Creative Commons License

Urfali F. E. , Geçkalan Soysal D. , Atlanoglu Ş. , Korkmaz M. , Genc Ö., Özdemir R.

Journal of Pediatric Infectious Diseases, 2021 (Journal Indexed in SCI Expanded) identifier

  • Publication Type: Article / Article
  • Publication Date: 2021
  • Doi Number: 10.1055/s-0041-1739392
  • Title of Journal : Journal of Pediatric Infectious Diseases
  • Keywords: computed tomography, COVID-19, pneumonia, thymus, volumetric measurement

Abstract
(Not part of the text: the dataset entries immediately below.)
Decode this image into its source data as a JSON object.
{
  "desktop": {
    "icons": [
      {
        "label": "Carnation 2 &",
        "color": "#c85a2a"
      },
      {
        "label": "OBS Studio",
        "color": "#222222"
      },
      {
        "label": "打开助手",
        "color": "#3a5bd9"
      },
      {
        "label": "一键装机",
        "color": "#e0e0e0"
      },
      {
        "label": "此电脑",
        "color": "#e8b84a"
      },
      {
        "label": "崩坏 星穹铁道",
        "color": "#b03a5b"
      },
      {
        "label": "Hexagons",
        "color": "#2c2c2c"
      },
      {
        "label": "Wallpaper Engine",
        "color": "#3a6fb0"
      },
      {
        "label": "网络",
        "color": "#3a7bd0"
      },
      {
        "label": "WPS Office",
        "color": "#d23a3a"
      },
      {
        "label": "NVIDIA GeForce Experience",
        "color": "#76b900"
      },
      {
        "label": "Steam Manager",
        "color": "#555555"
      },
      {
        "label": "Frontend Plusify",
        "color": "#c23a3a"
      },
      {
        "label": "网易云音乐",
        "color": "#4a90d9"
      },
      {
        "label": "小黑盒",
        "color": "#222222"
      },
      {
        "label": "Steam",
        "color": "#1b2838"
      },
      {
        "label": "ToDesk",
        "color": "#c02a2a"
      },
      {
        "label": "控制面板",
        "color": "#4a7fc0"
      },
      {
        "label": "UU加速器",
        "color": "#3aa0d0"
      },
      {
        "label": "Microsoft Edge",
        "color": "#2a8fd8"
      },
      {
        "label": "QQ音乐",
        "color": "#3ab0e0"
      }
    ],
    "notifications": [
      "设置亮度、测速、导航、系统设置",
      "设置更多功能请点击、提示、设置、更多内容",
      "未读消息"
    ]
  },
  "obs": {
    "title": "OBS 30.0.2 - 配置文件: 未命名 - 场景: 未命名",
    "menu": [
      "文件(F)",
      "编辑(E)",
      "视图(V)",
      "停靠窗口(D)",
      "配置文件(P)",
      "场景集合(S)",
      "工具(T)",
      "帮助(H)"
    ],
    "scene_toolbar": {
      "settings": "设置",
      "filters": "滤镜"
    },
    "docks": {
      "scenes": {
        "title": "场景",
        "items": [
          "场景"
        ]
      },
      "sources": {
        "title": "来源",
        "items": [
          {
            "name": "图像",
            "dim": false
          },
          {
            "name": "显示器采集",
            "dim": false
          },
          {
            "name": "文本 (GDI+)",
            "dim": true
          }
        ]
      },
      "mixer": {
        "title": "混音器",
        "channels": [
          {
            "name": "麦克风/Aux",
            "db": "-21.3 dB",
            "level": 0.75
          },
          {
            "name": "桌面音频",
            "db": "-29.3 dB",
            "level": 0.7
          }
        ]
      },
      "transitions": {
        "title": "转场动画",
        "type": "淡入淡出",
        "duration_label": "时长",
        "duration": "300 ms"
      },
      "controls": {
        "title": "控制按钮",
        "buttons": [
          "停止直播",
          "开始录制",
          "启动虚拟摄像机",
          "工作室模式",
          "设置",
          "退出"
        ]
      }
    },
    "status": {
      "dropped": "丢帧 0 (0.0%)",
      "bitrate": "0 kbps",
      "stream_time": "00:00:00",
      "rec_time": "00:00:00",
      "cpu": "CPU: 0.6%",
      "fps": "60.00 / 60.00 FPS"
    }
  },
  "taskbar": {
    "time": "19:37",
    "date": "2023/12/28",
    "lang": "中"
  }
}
© 2021. Thieme. All rights reserved.Objective: Many studies showed that less-severe disease symptoms and fewer mortality rates have been reported in pediatric novel coronavirus disease 2019 (COVID-19) patients. In this study, we aimed to reveal the relationship between the volume of thymus gland, which provides T lymphocyte maturation in children, with the severity of lung involvement and blood laboratory values in pediatric patients with COVID-19 infection. Methods: Thymus density and thymus and cardiac volumes were measured in pediatric COVID-19 patients and a control group that underwent thoracic tomography for reasons other than infection. Thymus/heart ratios were calculated to index the thymus volumes of the patients to their body dimensions. The severity of pneumonia was demonstrated by proportioning the involved lung parenchymal volume to the total lung volume in patients with typical involvement in thoracic tomography. The relationship between volumetric and blood laboratory values was statistically evaluated. Results: Thymus density (p = 0.015) and thymus/heart ratio (p = 0.04) significantly differed between patients with COVID-19 infection and the control group. A correlation was observed between the pneumonia involvement rate and C-reactive protein (CRP) (k: 0.451, p = 0.08) and white blood cell (WBC; k: 0.419, p = 0.015) values in the thoracic tomography of the COVID-19 group. Conclusion: The thymus gland is enlarged as an indicator of activation in COVID-19 infection. We hope that our study will guide new studies on the prognostic value of thymus size in lymphopenic patients with severe disease.